> [What you should do]:
Where a line below holds the string "number", that line goes into the answer.

Page and application data records

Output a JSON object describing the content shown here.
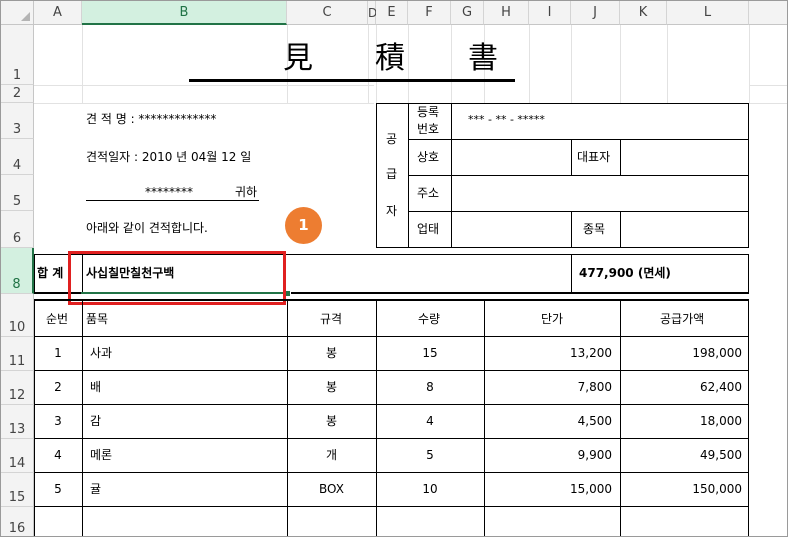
{
  "columns": [
    "A",
    "B",
    "C",
    "D",
    "E",
    "F",
    "G",
    "H",
    "I",
    "J",
    "K",
    "L"
  ],
  "rows": [
    "1",
    "2",
    "3",
    "4",
    "5",
    "6",
    "8",
    "10",
    "11",
    "12",
    "13",
    "14",
    "15",
    "16"
  ],
  "doc": {
    "title": [
      "見",
      "積",
      "書"
    ],
    "estimate_name": "견 적 명 : *************",
    "estimate_date": "견적일자 : 2010  년  04월   12 일",
    "recipient_name": "********",
    "recipient_suffix": "귀하",
    "intro": "아래와 같이 견적합니다.",
    "supplier_label": [
      "공",
      "급",
      "자"
    ],
    "reg_label_1": "등록",
    "reg_label_2": "번호",
    "reg_value": "*** - ** - *****",
    "company_label": "상호",
    "ceo_label": "대표자",
    "address_label": "주소",
    "business_type_label": "업태",
    "business_item_label": "종목"
  },
  "total": {
    "label": "합 계",
    "amount_korean": "사십칠만칠천구백",
    "amount": "477,900 (면세)"
  },
  "table": {
    "headers": [
      "순번",
      "품목",
      "규격",
      "수량",
      "단가",
      "공급가액"
    ],
    "rows": [
      {
        "no": "1",
        "item": "사과",
        "spec": "봉",
        "qty": "15",
        "price": "13,200",
        "supply": "198,000"
      },
      {
        "no": "2",
        "item": "배",
        "spec": "봉",
        "qty": "8",
        "price": "7,800",
        "supply": "62,400"
      },
      {
        "no": "3",
        "item": "감",
        "spec": "봉",
        "qty": "4",
        "price": "4,500",
        "supply": "18,000"
      },
      {
        "no": "4",
        "item": "메론",
        "spec": "개",
        "qty": "5",
        "price": "9,900",
        "supply": "49,500"
      },
      {
        "no": "5",
        "item": "귤",
        "spec": "BOX",
        "qty": "10",
        "price": "15,000",
        "supply": "150,000"
      }
    ]
  },
  "callout": {
    "number": "1",
    "color": "#ed7d31",
    "box_color": "#e02020"
  },
  "accent_color": "#217346"
}
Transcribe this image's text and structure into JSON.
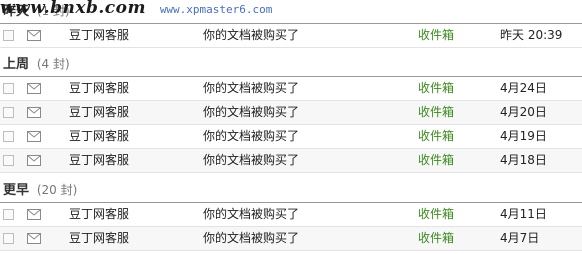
{
  "colors": {
    "folder": "#3c8a1f",
    "separator": "#999999",
    "row_alt": "#f7f7f7"
  },
  "watermark": {
    "text": "www.bnxb.com",
    "url": "www.xpmaster6.com"
  },
  "groups": [
    {
      "label": "昨天",
      "count": "(1 封)",
      "rows": [
        {
          "sender": "豆丁网客服",
          "subject": "你的文档被购买了",
          "folder": "收件箱",
          "date": "昨天 20:39"
        }
      ]
    },
    {
      "label": "上周",
      "count": "(4 封)",
      "rows": [
        {
          "sender": "豆丁网客服",
          "subject": "你的文档被购买了",
          "folder": "收件箱",
          "date": "4月24日"
        },
        {
          "sender": "豆丁网客服",
          "subject": "你的文档被购买了",
          "folder": "收件箱",
          "date": "4月20日"
        },
        {
          "sender": "豆丁网客服",
          "subject": "你的文档被购买了",
          "folder": "收件箱",
          "date": "4月19日"
        },
        {
          "sender": "豆丁网客服",
          "subject": "你的文档被购买了",
          "folder": "收件箱",
          "date": "4月18日"
        }
      ]
    },
    {
      "label": "更早",
      "count": "(20 封)",
      "rows": [
        {
          "sender": "豆丁网客服",
          "subject": "你的文档被购买了",
          "folder": "收件箱",
          "date": "4月11日"
        },
        {
          "sender": "豆丁网客服",
          "subject": "你的文档被购买了",
          "folder": "收件箱",
          "date": "4月7日"
        }
      ]
    }
  ]
}
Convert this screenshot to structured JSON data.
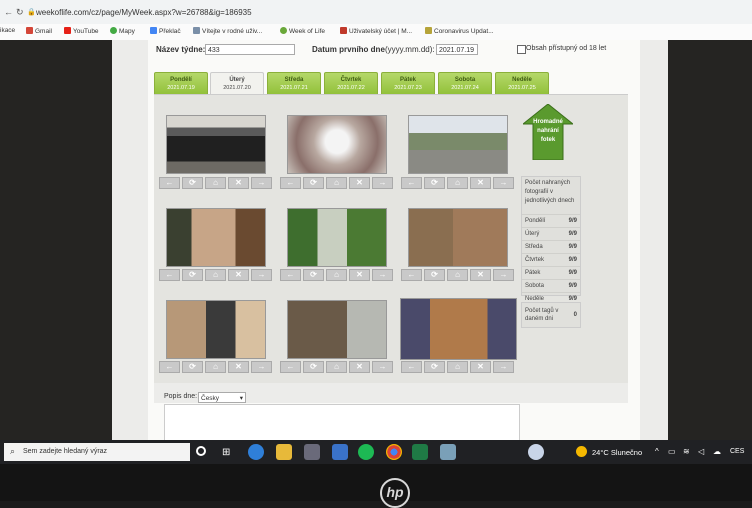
{
  "browser": {
    "url": "weekoflife.com/cz/page/MyWeek.aspx?w=26788&ig=186935",
    "bookmarks": [
      "ikace",
      "Gmail",
      "YouTube",
      "Mapy",
      "Překlač",
      "Vítejte v rodné uživ...",
      "Week of Life",
      "Uživatelský účet | M...",
      "Coronavirus Updat..."
    ]
  },
  "form": {
    "week_name_label": "Název týdne:",
    "week_name_value": "433",
    "first_day_label": "Datum prvního dne",
    "first_day_hint": "(yyyy.mm.dd):",
    "first_day_value": "2021.07.19",
    "adult_label": "Obsah přístupný od 18 let"
  },
  "tabs": [
    {
      "name": "Pondělí",
      "date": "2021.07.19"
    },
    {
      "name": "Úterý",
      "date": "2021.07.20"
    },
    {
      "name": "Středa",
      "date": "2021.07.21"
    },
    {
      "name": "Čtvrtek",
      "date": "2021.07.22"
    },
    {
      "name": "Pátek",
      "date": "2021.07.23"
    },
    {
      "name": "Sobota",
      "date": "2021.07.24"
    },
    {
      "name": "Neděle",
      "date": "2021.07.25"
    }
  ],
  "controls": [
    "←",
    "⟳",
    "⌂",
    "✕",
    "→"
  ],
  "upload": {
    "line1": "Hromadné",
    "line2": "nahrání",
    "line3": "fotek"
  },
  "counts": {
    "heading": "Počet nahraných fotografií v jednotlivých dnech",
    "rows": [
      {
        "day": "Pondělí",
        "val": "9/9"
      },
      {
        "day": "Úterý",
        "val": "9/9"
      },
      {
        "day": "Středa",
        "val": "9/9"
      },
      {
        "day": "Čtvrtek",
        "val": "9/9"
      },
      {
        "day": "Pátek",
        "val": "9/9"
      },
      {
        "day": "Sobota",
        "val": "9/9"
      },
      {
        "day": "Neděle",
        "val": "9/9"
      }
    ]
  },
  "tags": {
    "label": "Počet tagů v daném dni",
    "value": "0"
  },
  "description": {
    "label": "Popis dne:",
    "language": "Česky"
  },
  "taskbar": {
    "search_placeholder": "Sem zadejte hledaný výraz",
    "weather": "24°C Slunečno",
    "lang": "CES"
  },
  "colors": {
    "tab_green": "#9cc845",
    "upload_green": "#5a9a2e",
    "taskbar": "#202124"
  }
}
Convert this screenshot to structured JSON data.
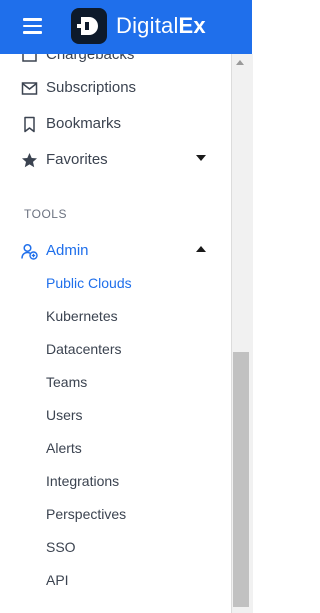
{
  "header": {
    "brand_prefix": "Digital",
    "brand_suffix": "Ex",
    "background": "#1f6feb"
  },
  "sidebar": {
    "partial_item": "Chargebacks",
    "items": [
      {
        "label": "Subscriptions",
        "icon": "mail-icon"
      },
      {
        "label": "Bookmarks",
        "icon": "bookmark-icon"
      },
      {
        "label": "Favorites",
        "icon": "star-icon"
      }
    ],
    "section_title": "TOOLS",
    "admin": {
      "label": "Admin",
      "icon": "user-add-icon",
      "children": [
        "Public Clouds",
        "Kubernetes",
        "Datacenters",
        "Teams",
        "Users",
        "Alerts",
        "Integrations",
        "Perspectives",
        "SSO",
        "API"
      ]
    }
  },
  "accent_color": "#1f6feb"
}
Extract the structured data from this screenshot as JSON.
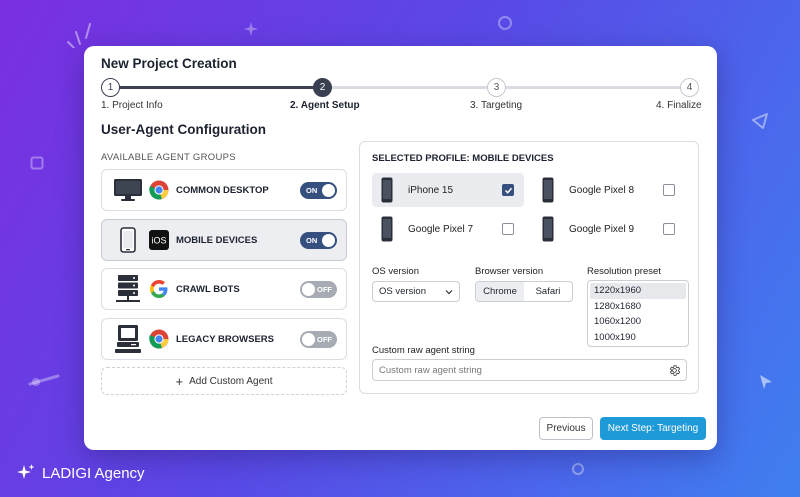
{
  "card": {
    "title": "New Project Creation"
  },
  "stepper": {
    "steps": [
      {
        "number": "1",
        "label": "1. Project Info"
      },
      {
        "number": "2",
        "label": "2. Agent Setup"
      },
      {
        "number": "3",
        "label": "3. Targeting"
      },
      {
        "number": "4",
        "label": "4. Finalize"
      }
    ],
    "active_step": 2
  },
  "section_title": "User-Agent Configuration",
  "groups": {
    "title": "AVAILABLE AGENT GROUPS",
    "items": [
      {
        "name": "COMMON DESKTOP",
        "toggle": "ON",
        "device_icon": "desktop-monitor-icon",
        "brand_icon": "chrome-icon"
      },
      {
        "name": "MOBILE DEVICES",
        "toggle": "ON",
        "device_icon": "smartphone-icon",
        "brand_icon": "ios-icon",
        "brand_text": "iOS"
      },
      {
        "name": "CRAWL BOTS",
        "toggle": "OFF",
        "device_icon": "server-network-icon",
        "brand_icon": "google-icon"
      },
      {
        "name": "LEGACY BROWSERS",
        "toggle": "OFF",
        "device_icon": "retro-computer-icon",
        "brand_icon": "chrome-icon"
      }
    ],
    "add_button": "Add Custom Agent"
  },
  "profile": {
    "title": "SELECTED PROFILE: MOBILE DEVICES",
    "devices": [
      {
        "name": "iPhone 15",
        "checked": true
      },
      {
        "name": "Google Pixel 8",
        "checked": false
      },
      {
        "name": "Google Pixel 7",
        "checked": false
      },
      {
        "name": "Google Pixel 9",
        "checked": false
      }
    ],
    "os_version": {
      "label": "OS version",
      "value": "OS version"
    },
    "browser_version": {
      "label": "Browser version",
      "options": [
        "Chrome",
        "Safari"
      ],
      "selected": "Chrome"
    },
    "resolution": {
      "label": "Resolution preset",
      "options": [
        "1220x1960",
        "1280x1680",
        "1060x1200",
        "1000x190"
      ],
      "selected": "1220x1960"
    },
    "raw_string": {
      "label": "Custom raw agent string",
      "placeholder": "Custom raw agent string"
    }
  },
  "buttons": {
    "previous": "Previous",
    "next": "Next Step: Targeting"
  },
  "brand": {
    "name": "LADIGI Agency"
  },
  "colors": {
    "accent": "#1e9ad8",
    "toggle_on": "#35507e",
    "step_active": "#3a3f52"
  }
}
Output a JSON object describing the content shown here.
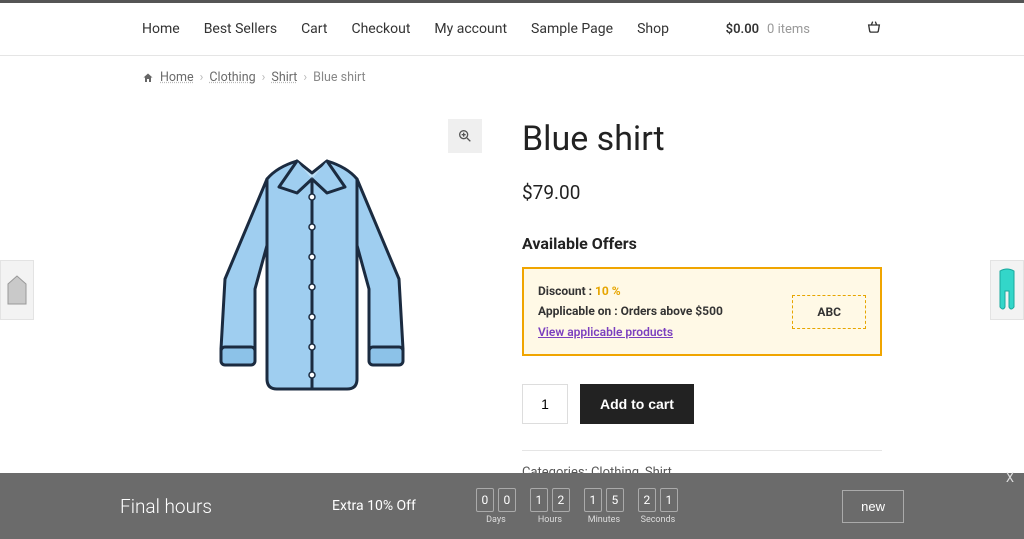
{
  "nav": {
    "items": [
      "Home",
      "Best Sellers",
      "Cart",
      "Checkout",
      "My account",
      "Sample Page",
      "Shop"
    ]
  },
  "cart": {
    "amount": "$0.00",
    "items": "0 items"
  },
  "breadcrumbs": {
    "home": "Home",
    "clothing": "Clothing",
    "shirt": "Shirt",
    "current": "Blue shirt"
  },
  "product": {
    "title": "Blue shirt",
    "price": "$79.00",
    "offers_heading": "Available Offers",
    "offer": {
      "discount_label": "Discount :",
      "discount_value": "10 %",
      "applicable_label": "Applicable on :",
      "applicable_value": "Orders above $500",
      "view_link": "View applicable products",
      "code": "ABC"
    },
    "qty": "1",
    "add_to_cart": "Add to cart",
    "meta": {
      "categories_label": "Categories:",
      "cat1": "Clothing",
      "cat2": "Shirt",
      "sep": ", "
    }
  },
  "countdown": {
    "title": "Final hours",
    "subtitle": "Extra 10% Off",
    "button": "new",
    "close": "X",
    "days": {
      "d1": "0",
      "d2": "0",
      "label": "Days"
    },
    "hours": {
      "d1": "1",
      "d2": "2",
      "label": "Hours"
    },
    "minutes": {
      "d1": "1",
      "d2": "5",
      "label": "Minutes"
    },
    "seconds": {
      "d1": "2",
      "d2": "1",
      "label": "Seconds"
    }
  }
}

> [Exercise result]:
    "number": "1",
        "number": "1",
        "number": "2",
        "number": "3",
        "number": "4",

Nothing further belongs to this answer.